For years, I’ve heard about the infamous fly-on-the-wall Royal Family documentary, filmed by the BBC and banned by Queen Elizabeth (who supposedly regretted the decision to allow cameras in) immediately after it aired in the U.K. in 1969. Despite the fact that nearly 30 million viewers tuned-in to catch a rare glimpse of Elizabeth, Prince Philip, Prince Charles, Princess Anne and more at home, it has taken on a folklore status—never again resurfacing until just recently when eagle-eyed royals fans saw it pop up on YouTube. It was quickly removed due to a copyright claim, but—as co-host of the Royally Obsessed podcast—I was quick to make time to watch it.
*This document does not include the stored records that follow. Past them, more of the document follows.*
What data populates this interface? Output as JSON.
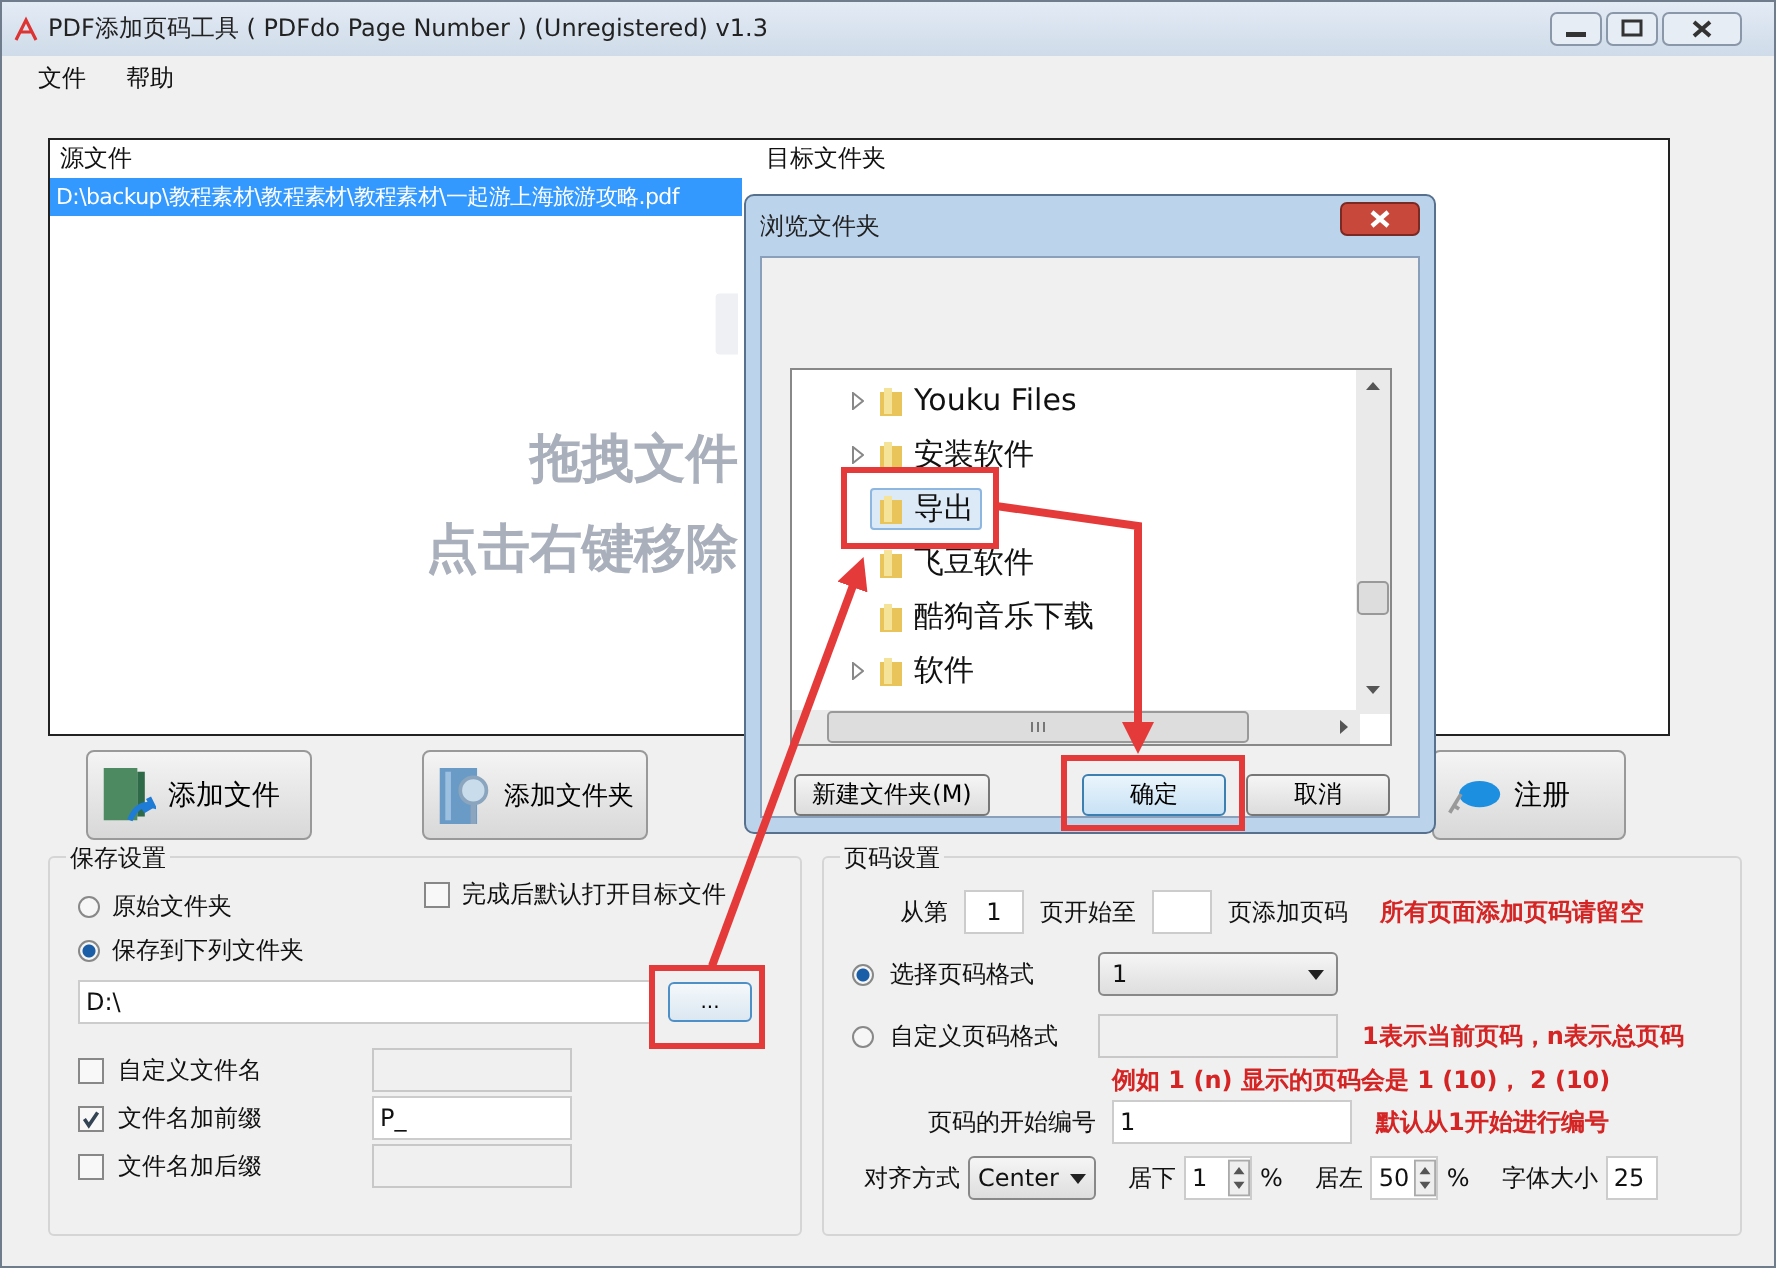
{
  "window": {
    "title": "PDF添加页码工具 ( PDFdo Page Number )  (Unregistered) v1.3"
  },
  "menu": [
    {
      "label": "文件"
    },
    {
      "label": "帮助"
    }
  ],
  "file_list": {
    "columns": [
      "源文件",
      "目标文件夹"
    ],
    "rows": [
      {
        "source": "D:\\backup\\教程素材\\教程素材\\教程素材\\一起游上海旅游攻略.pdf",
        "selected": true
      }
    ],
    "hints": [
      "拖拽文件",
      "点击右键移除"
    ]
  },
  "toolbar": [
    {
      "label": "添加文件",
      "kind": "add-file"
    },
    {
      "label": "添加文件夹",
      "kind": "add-folder"
    },
    {
      "label": "注册",
      "kind": "register"
    }
  ],
  "save_settings": {
    "title": "保存设置",
    "folder_options": [
      {
        "label": "原始文件夹",
        "selected": false
      },
      {
        "label": "保存到下列文件夹",
        "selected": true
      }
    ],
    "open_after": {
      "label": "完成后默认打开目标文件",
      "checked": false
    },
    "folder_path": "D:\\",
    "browse_button": "...",
    "name_options": [
      {
        "label": "自定义文件名",
        "checked": false
      },
      {
        "label": "文件名加前缀",
        "checked": true,
        "value": "P_"
      },
      {
        "label": "文件名加后缀",
        "checked": false
      }
    ]
  },
  "page_settings": {
    "title": "页码设置",
    "range": {
      "from_label": "从第",
      "from": "1",
      "to_label": "页开始至",
      "suffix": "页添加页码",
      "note": "所有页面添加页码请留空"
    },
    "format_options": [
      {
        "label": "选择页码格式",
        "selected": true,
        "kind": "dropdown",
        "value": "1"
      },
      {
        "label": "自定义页码格式",
        "selected": false,
        "kind": "text",
        "note": "1表示当前页码，n表示总页码"
      }
    ],
    "example_note": "例如 1 (n) 显示的页码会是 1 (10)， 2 (10)",
    "start_number": {
      "label": "页码的开始编号",
      "value": "1",
      "note": "默认从1开始进行编号"
    },
    "alignment": {
      "label": "对齐方式",
      "value": "Center"
    },
    "bottom": {
      "label": "居下",
      "value": "1",
      "unit": "%"
    },
    "left": {
      "label": "居左",
      "value": "50",
      "unit": "%"
    },
    "font_size": {
      "label": "字体大小",
      "value": "25"
    }
  },
  "dialog": {
    "title": "浏览文件夹",
    "folders": [
      {
        "label": "Youku Files",
        "has_children": true,
        "selected": false
      },
      {
        "label": "安装软件",
        "has_children": true,
        "selected": false
      },
      {
        "label": "导出",
        "has_children": false,
        "selected": true
      },
      {
        "label": "飞豆软件",
        "has_children": false,
        "selected": false
      },
      {
        "label": "酷狗音乐下载",
        "has_children": false,
        "selected": false
      },
      {
        "label": "软件",
        "has_children": true,
        "selected": false
      }
    ],
    "buttons": [
      {
        "label": "新建文件夹(M)",
        "default": false
      },
      {
        "label": "确定",
        "default": true
      },
      {
        "label": "取消",
        "default": false
      }
    ]
  }
}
So, what was my takeaway? Well, my biggest observation was that, honestly, the film pulls the curtain back on royal life in a good way, allowing the public to see a softer and more human side of a family known best for their unflinching pomp and circumstance. Below, five more things I learned from watching the infamous doc that I never realized before (thanks, BBC).